INFORMATION SUPPLIED:
────────

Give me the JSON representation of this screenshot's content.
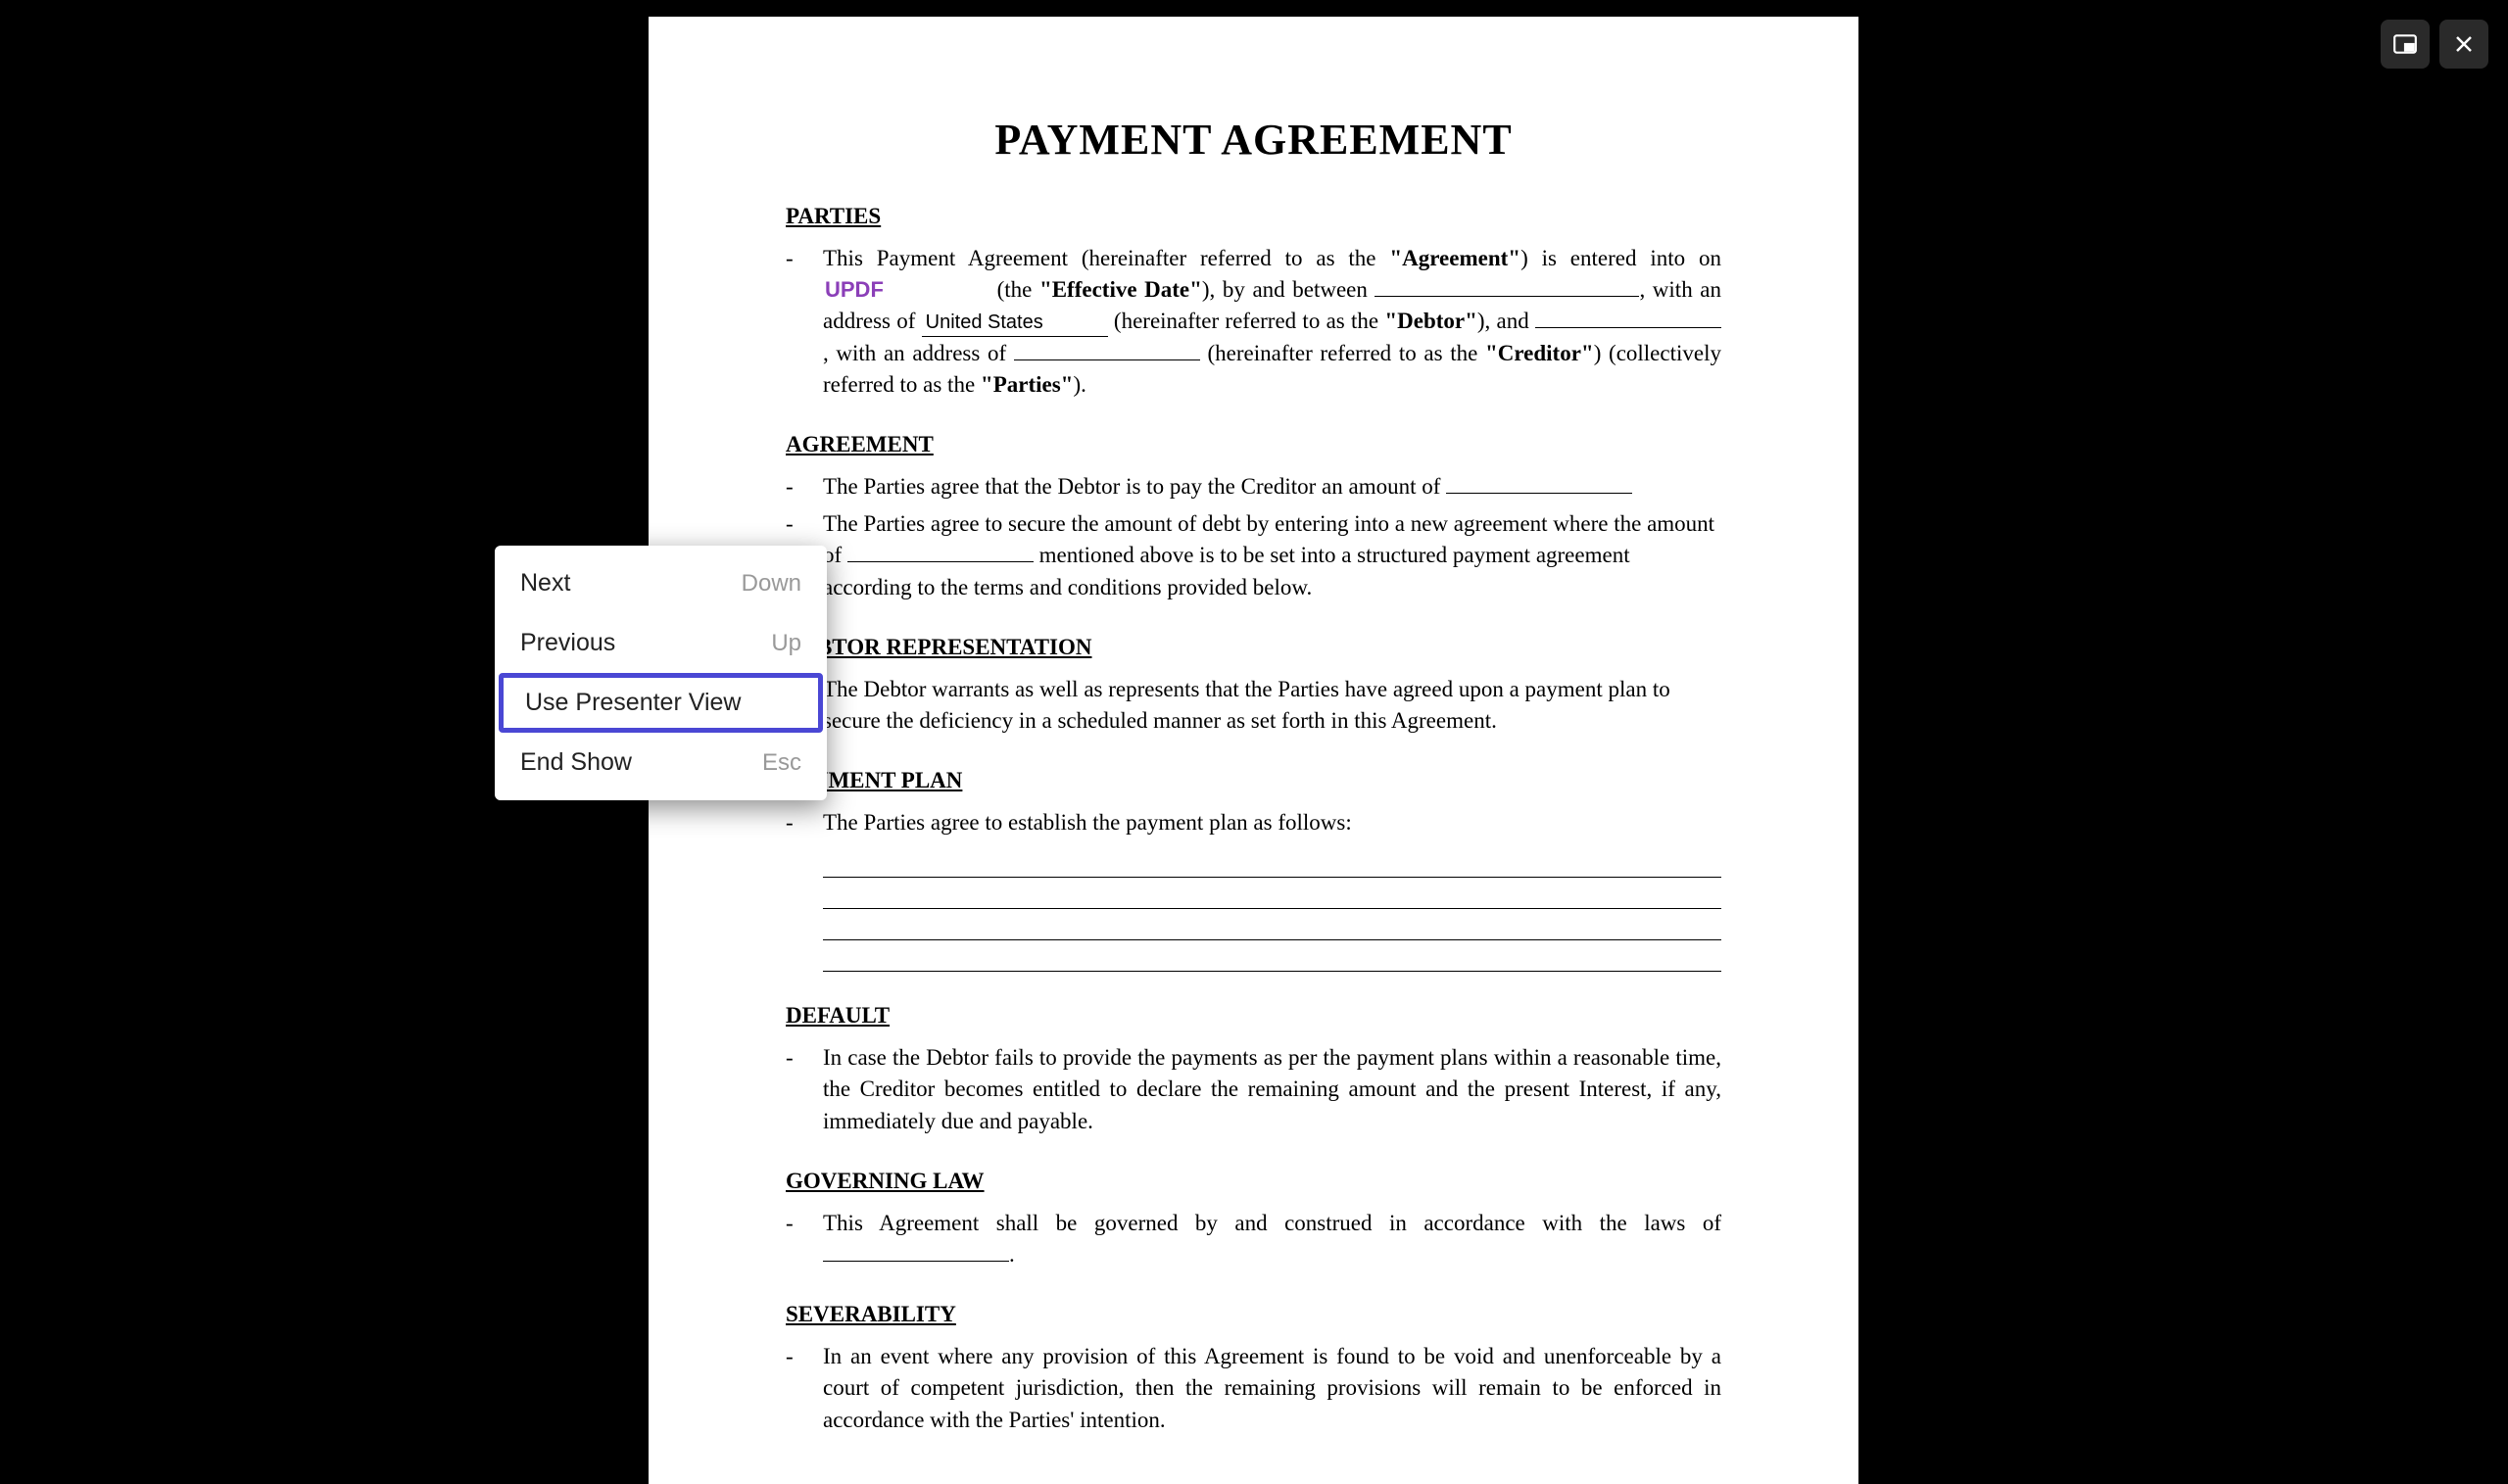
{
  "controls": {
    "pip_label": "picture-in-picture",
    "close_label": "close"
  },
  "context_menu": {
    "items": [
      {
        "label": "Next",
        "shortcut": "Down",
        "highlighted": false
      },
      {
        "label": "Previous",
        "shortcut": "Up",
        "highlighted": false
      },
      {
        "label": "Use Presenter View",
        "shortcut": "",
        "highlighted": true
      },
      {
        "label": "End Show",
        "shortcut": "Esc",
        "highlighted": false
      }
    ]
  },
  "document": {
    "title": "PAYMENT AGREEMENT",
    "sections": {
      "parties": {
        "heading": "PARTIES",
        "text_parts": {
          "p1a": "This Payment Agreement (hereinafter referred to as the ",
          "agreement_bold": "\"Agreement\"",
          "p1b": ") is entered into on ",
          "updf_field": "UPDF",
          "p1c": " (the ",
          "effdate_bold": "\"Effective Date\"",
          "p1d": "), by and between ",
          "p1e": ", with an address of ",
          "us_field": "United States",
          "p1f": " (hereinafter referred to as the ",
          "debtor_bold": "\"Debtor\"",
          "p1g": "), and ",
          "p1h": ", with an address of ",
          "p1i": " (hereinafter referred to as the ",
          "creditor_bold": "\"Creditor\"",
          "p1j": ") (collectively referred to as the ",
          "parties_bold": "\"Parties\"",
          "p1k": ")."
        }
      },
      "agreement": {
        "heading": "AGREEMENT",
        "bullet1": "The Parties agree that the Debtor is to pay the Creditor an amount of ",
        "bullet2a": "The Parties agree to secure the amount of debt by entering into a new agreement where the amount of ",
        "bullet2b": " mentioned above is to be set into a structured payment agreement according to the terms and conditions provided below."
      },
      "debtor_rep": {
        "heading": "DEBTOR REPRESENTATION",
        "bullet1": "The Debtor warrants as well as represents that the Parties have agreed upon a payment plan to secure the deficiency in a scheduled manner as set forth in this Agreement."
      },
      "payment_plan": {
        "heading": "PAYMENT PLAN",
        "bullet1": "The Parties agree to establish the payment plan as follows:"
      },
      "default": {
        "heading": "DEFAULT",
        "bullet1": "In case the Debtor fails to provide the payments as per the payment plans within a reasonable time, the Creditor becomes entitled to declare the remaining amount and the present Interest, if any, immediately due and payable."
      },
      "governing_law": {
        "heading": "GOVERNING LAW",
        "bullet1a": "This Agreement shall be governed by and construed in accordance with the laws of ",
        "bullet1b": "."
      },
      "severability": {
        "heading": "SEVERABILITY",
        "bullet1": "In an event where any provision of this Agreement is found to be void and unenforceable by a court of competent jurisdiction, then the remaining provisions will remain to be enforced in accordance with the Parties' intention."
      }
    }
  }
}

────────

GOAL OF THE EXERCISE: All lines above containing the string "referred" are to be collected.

ANSWER BOX:
          "p1a": "This Payment Agreement (hereinafter referred to as the ",
          "p1f": " (hereinafter referred to as the ",
          "p1i": " (hereinafter referred to as the ",
          "p1j": ") (collectively referred to as the ",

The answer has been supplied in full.